I guess my initial mistake was just throwing photo elements over my original drawing without fixing a lot of the perspective issues that I had. When I drew the image, I was trying to give it a fish-eye effect, however I failed to convey that with a wonky perspective on the house on the ledge. With such a dynamic upward angle, for example, I shouldnt be seeing that much of the rooftop. But live and learn, yes? This piece went through a series of harsh crits and was only received on a mediocre level at best. Gia was the harshest of my crits, but probably one of the more motivating in terms of starting over.

Taking everyone's critiques into consideration, I went ahead first setting up my scene in Maya and then doing a basic block-in of values in Photoshop. As it progressed I moved into the color painting layers and later started compositing photo elements into the piece. Here is my basic process and the piece thus far:

As far as the progress on this matte painting goes, there are some things that I need to immediately address... the shape of the cliff on the left and the waterfall are too similar in size and shape, horizontal, and too much like the original Maya geometry. I need to go in and break those shapes up but not too much where the shapes compete for focus. Brother Paul made suggestions about the left cliff-face and Brother Don gave me some pointers to break up the waterfall and make it more 'beautiful'... I just hope I don't mess it up. Heh. I was quite surprised and please with myself with how well the waterfall came out.

Anyway... any additional comments, suggestions, philosophical musings? Feel free to comment, everyone. :-D


With graduation quickly approaching, I've put off putting together a blog long enough. So... here's my first entry and what I'm currently working on right now...

Hermit of the Abbey

This particular project spun off of the Beethoven project of the BFA seminar. I took several elements of my research - Vienna's rich religious culture, Beethoven's private hikes through the woods, and ruins left over from the Napoleonic wars - to develop a story of a hermit who lived in the ruins of an abandoned abbey/cathedral.

This is one of the first layouts I did and I had alumni Gia Luc take a look at it. He was brutally honest, which is what I hoped for and he pointed out some things that I needed to fix. First he pointed out that it was compositionally boring, indicating that everything was pretty much in the center. Second he also said that my perspective was getting lost and that the hermit seemed to be out of perspective with the rest of the environment. Third he pointed out that the atmospheric perspective was lacking.

Unable to fix the first issue without starting over completely, I opted to make adjustments based on his other points of critique.

I pushed the atmospheric perspective more and I fixed the perspective angle of the hermit. Hopefully it's reading a little better.

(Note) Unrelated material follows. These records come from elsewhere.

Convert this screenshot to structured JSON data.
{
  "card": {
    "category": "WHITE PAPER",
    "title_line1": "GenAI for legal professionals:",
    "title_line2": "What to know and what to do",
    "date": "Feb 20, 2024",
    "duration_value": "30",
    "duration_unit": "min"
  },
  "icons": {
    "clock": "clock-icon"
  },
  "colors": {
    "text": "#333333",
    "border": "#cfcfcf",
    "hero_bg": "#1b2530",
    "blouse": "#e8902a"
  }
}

At the same time, however, I wanted to try a new composition based on Gia's crit, and this is one I came up with. I initially tried about 9 other compositional setups, each based off of a different camera angle on a Maya model I had built. After receiving some feedback from Derek Brand, I settled on this one. It's still in progress, so we'll see how it pans out in the next few days.